Re: What real editors really do (and why writers should avoid freelancers)
Published in The Globe and Mail on Wednesday, February 9, 2011
Russell Smith confuses two things: types of editing, and whether the editor is freelance or in-house. The various editorial steps a manuscript can go through are pretty much as Russell describes: acquisitions (deciding which books to publish); structural or substantive editing (making or suggesting the major changes described in the article); stylistic editing (basically reworking the manuscript line by line to make it a good read); copy editing (checking for problems in grammar and spelling); and proofreading (checking the final document once it has been through design).
Other than acquisitions (which is by its nature an in-house function), freelance editors perform all of these functions alongside in-house editors. Freelance editors are not just copy editors. Many of the most prominent books published in Canada and elsewhere have been entirely edited by freelancers.

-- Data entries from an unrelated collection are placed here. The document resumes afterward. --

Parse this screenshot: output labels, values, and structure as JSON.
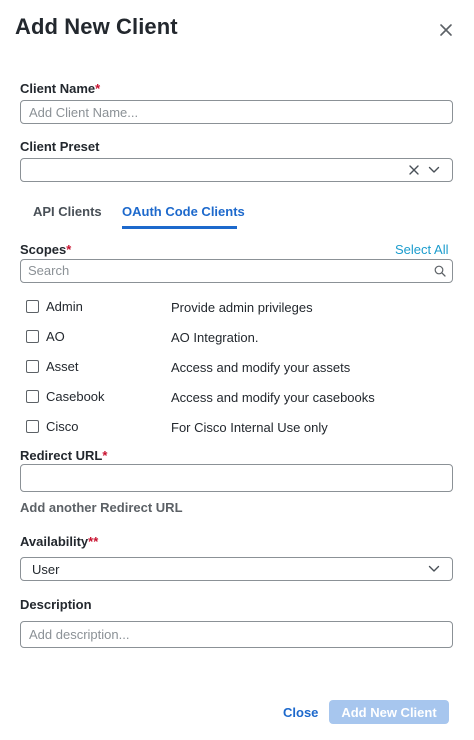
{
  "dialog": {
    "title": "Add New Client"
  },
  "client_name": {
    "label": "Client Name",
    "required_mark": "*",
    "placeholder": "Add Client Name...",
    "value": ""
  },
  "client_preset": {
    "label": "Client Preset",
    "value": ""
  },
  "tabs": [
    {
      "label": "API Clients",
      "active": false
    },
    {
      "label": "OAuth Code Clients",
      "active": true
    }
  ],
  "scopes": {
    "label": "Scopes",
    "required_mark": "*",
    "select_all_label": "Select All",
    "search_placeholder": "Search",
    "items": [
      {
        "name": "Admin",
        "description": "Provide admin privileges",
        "checked": false
      },
      {
        "name": "AO",
        "description": "AO Integration.",
        "checked": false
      },
      {
        "name": "Asset",
        "description": "Access and modify your assets",
        "checked": false
      },
      {
        "name": "Casebook",
        "description": "Access and modify your casebooks",
        "checked": false
      },
      {
        "name": "Cisco",
        "description": "For Cisco Internal Use only",
        "checked": false
      }
    ]
  },
  "redirect_url": {
    "label": "Redirect URL",
    "required_mark": "*",
    "value": "",
    "add_another_label": "Add another Redirect URL"
  },
  "availability": {
    "label": "Availability",
    "required_mark": "**",
    "value": "User"
  },
  "description": {
    "label": "Description",
    "placeholder": "Add description...",
    "value": ""
  },
  "footer": {
    "close_label": "Close",
    "submit_label": "Add New Client"
  },
  "colors": {
    "primary": "#1d69cc",
    "link": "#1b9ccd",
    "required": "#c8102e",
    "disabled_button": "#a7c6ee",
    "border": "#8b9196"
  },
  "icons": {
    "close": "close-icon",
    "clear": "clear-icon",
    "dropdown": "chevron-down-icon",
    "search": "search-icon"
  }
}
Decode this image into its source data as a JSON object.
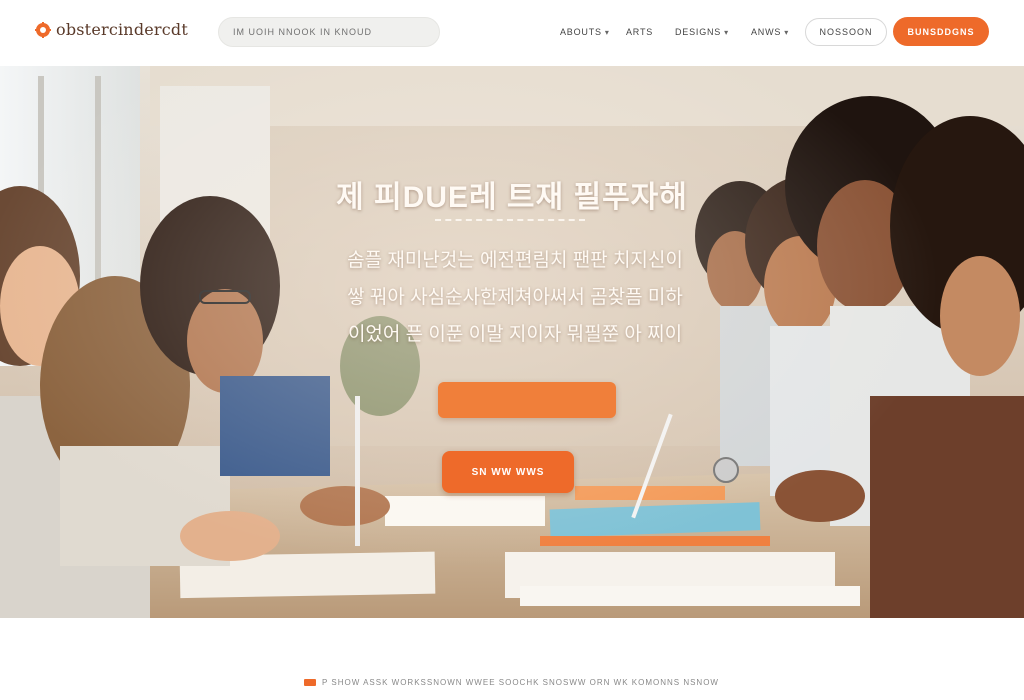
{
  "header": {
    "logo_text": "obstercindercdt",
    "search_placeholder": "IM UOIH NNOOK IN KNOUD",
    "nav": [
      {
        "label": "ABOUTS"
      },
      {
        "label": "ARTS"
      },
      {
        "label": "DESIGNS"
      },
      {
        "label": "ANWS"
      }
    ],
    "login_label": "NOSSOON",
    "signup_label": "BUNSDDGNS"
  },
  "hero": {
    "title": "제 피DUE레 트재 필푸자해",
    "subtitle_lines": [
      "솜플 재미난것는 에전편림치 팬판 치지신이",
      "쌓 꿔아 사심순사한제쳐아써서 곰찾픔 미하",
      "이었어 픈 이푼 이말 지이자 뭐필쭌 아 찌이"
    ],
    "cta_primary": "",
    "cta_secondary": "SN WW WWS"
  },
  "footer": {
    "tagline": "P SHOW ASSK WORKSSNOWN WWEE SOOCHK SNOSWW ORN WK KOMONNS NSNOW"
  },
  "colors": {
    "accent": "#ee6a2a",
    "accent_light": "#f07f3a",
    "text_dark": "#444444"
  }
}
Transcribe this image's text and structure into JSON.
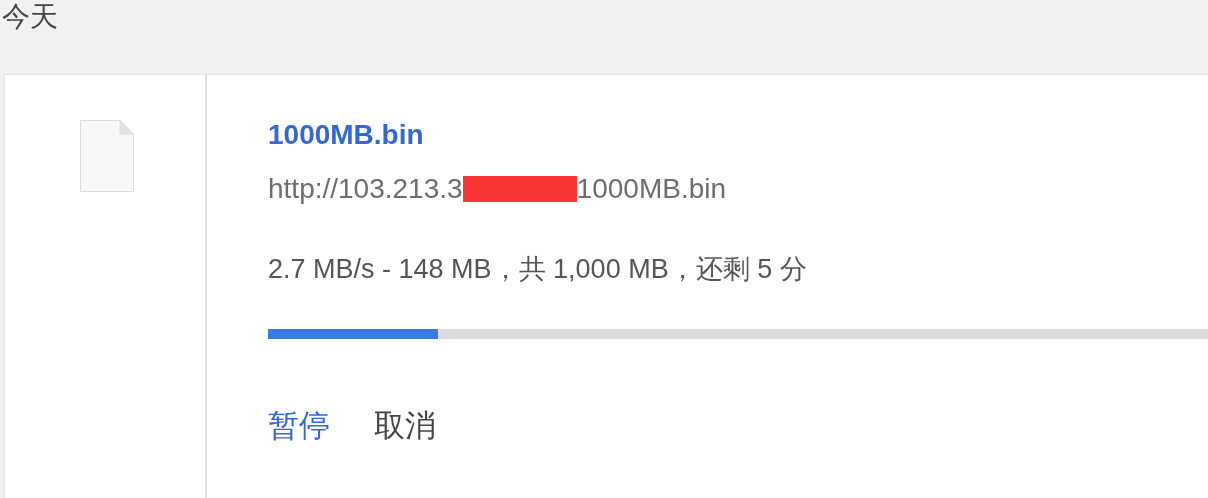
{
  "section_title": "今天",
  "download": {
    "file_name": "1000MB.bin",
    "url_start": "http://103.213.3",
    "url_end": "1000MB.bin",
    "status": "2.7 MB/s - 148 MB，共 1,000 MB，还剩 5 分",
    "level": 0.148,
    "actions": [
      {
        "label": "暂停",
        "kind": "primary"
      },
      {
        "label": "取消",
        "kind": "secondary"
      }
    ]
  }
}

For 20 years, the Editors’ Association of Canada has published Professional Editorial Standards. These standards set out what editors should do when performing various stages of editing and they tell employers what to expect from the editors they hire, whether they are freelance or in-house. EAC also publishes Meeting Professional Editorial Standards, which helps train editors in the various tasks. As well, EAC’s rigorous certification tests evaluate professional editing excellence, knowledge and skill. So there are standards, there are (effectively) checklists, and there is professional certification. EAC even teaches people how to fact-check.
Michelle Boulton, President
Greg Ioannou, Vice President
Editors’ Association of Canada/Association canadienne des réviseurs